We must claim a hope for the future that is based in the promise of God in Jesus Christ. A hope grounded in Christ’s promise of eternal love for us and eternal presence with us. A hope grounded in the truth of the beauty and belovedness and indispensability of every human being that we already affirm every time we say “God dwells in you.” That is our moral core. That is the heart of the moral revival this nation needs.
Because you don’t shoot a sister when you believe God dwells in them.
You don’t deny a brother health care when you believe God dwells in them.
You don’t let a gender nonconforming sibling get beat up and left for dead when you believe God dwells in them.
We must claim a hope for the future that is both new and old. A hope grounded in God’s vision of beloved community gathered from every tribe, language, people and nation and given for the life of the world that we already affirm every time we say “whoever you are and wherever you find yourself on your journey of faith you are welcome to come to Christ’s table to receive the gifts of bread and wine made holy.” That is our moral core. That is the heart of the moral revival this nation needs.
Because you can’t run a school to prison pipeline and a people to table pipeline at the same time.
You can’t bless the gift of people’s love and legislate against that same love at the same time.
You can’t at the same time have a table open to all and gentrified neighborhoods that that are closed to all but the few.
That is our moral core. That is the heart of the moral revival this nation needs.
And just as it was for the people of Israel, words will not be enough for us, either. If we are to be not just a group of disparate beloved people but a nation. If we are to move from am to edah, we literally must build it together. It is not enough for each of us and all of us just to say “these things sound good to us.” We must, as the ancestors did before us, give to it from our money and let it be birthed from our labor.
Today we begin our annual giving campaign. And this year our theme is our stories. It is a theme that recognizes as our ancestors in the desert did that our stories are sacred, they have shaped us, blessed us, sometimes scarred us, and yet through it all made us who we are today.
It is a theme that recognizes that we come from many different places and have many different stories and God’s dream for us is to make of those stories a wonderful nation, where nothing is lost of their unique beauty and they are organized like voices in a choir to create beautiful harmonies together.
It is a theme that recognizes that our stories are just getting started, and that as we take our disparate stories and write them together with God at the center we can become the dream God has not just for this community but for the world.
And we know from the ancestors that this is only possible if we not only accept the words but build the tabernacle. And so we must give. We must give with such generosity, such fearlessness, such reckless abandon that the NRA, those that would deny health care to women and people in poverty, those who have lined their pockets through the mass criminalization and incarceration of black and brown America, legislators and cheerleaders of homophobia, biphobia and transphobia, we must give with such generosity, fearlessness and reckless abandon that they hear the choirs of Jesus getting louder and louder and they know that with deep, abiding love, we comin’, we comin’, we comin’ for y’all.
Give generously, fearlessly and joyfully of our money and our labor to incarnate that moral center in this community so we can take it into the world.
Yes, we have been here before.

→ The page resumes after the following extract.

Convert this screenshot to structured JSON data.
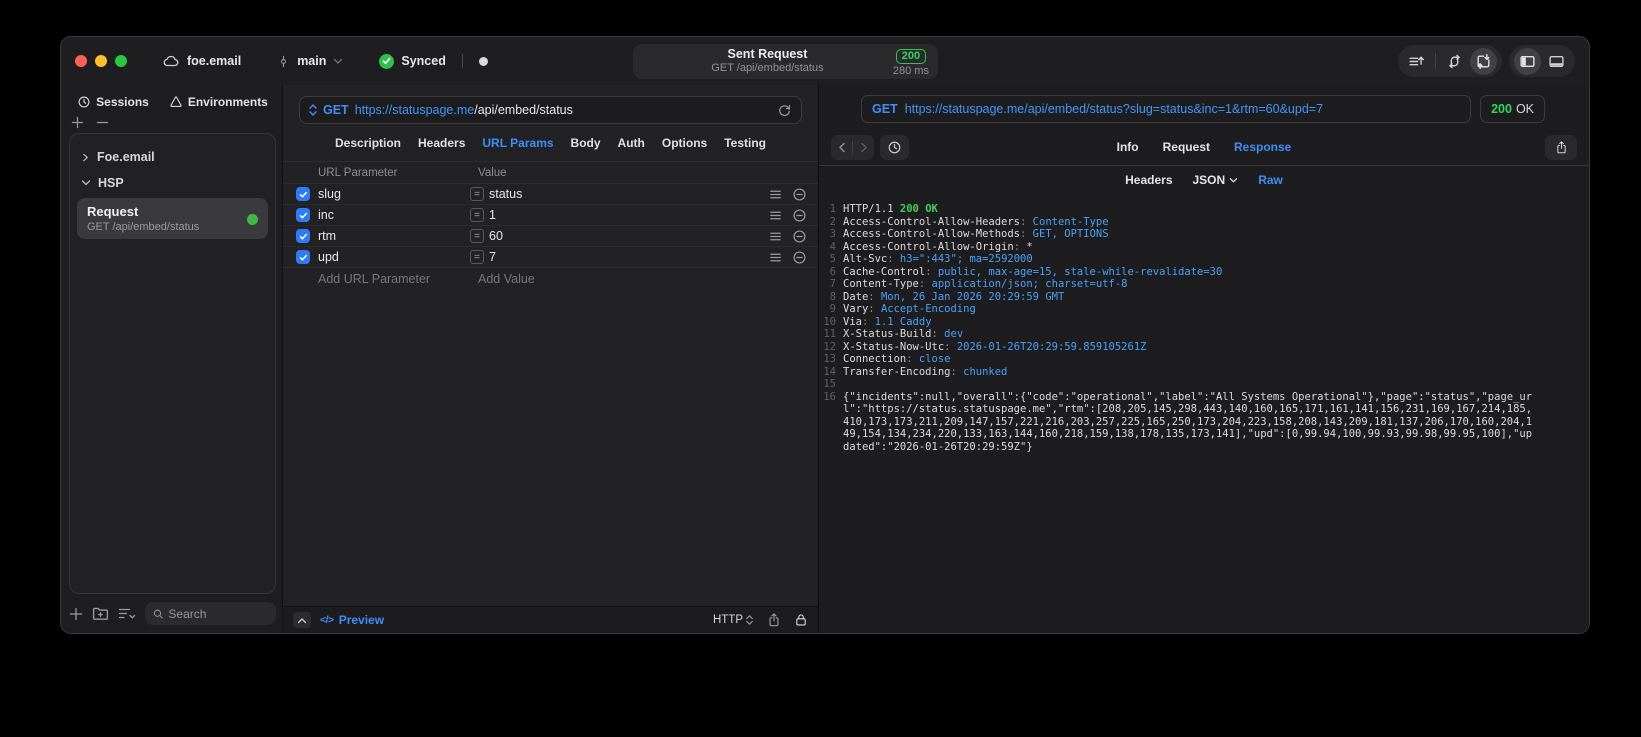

We certainly are here now. So what will stop us from being here again?
We will stop us. God will stop us.
For it is time for a moral revival. It is time for a revolution of love.
It is time together to build a new tabernacle in the desert. And we are just the people to do it. Amen.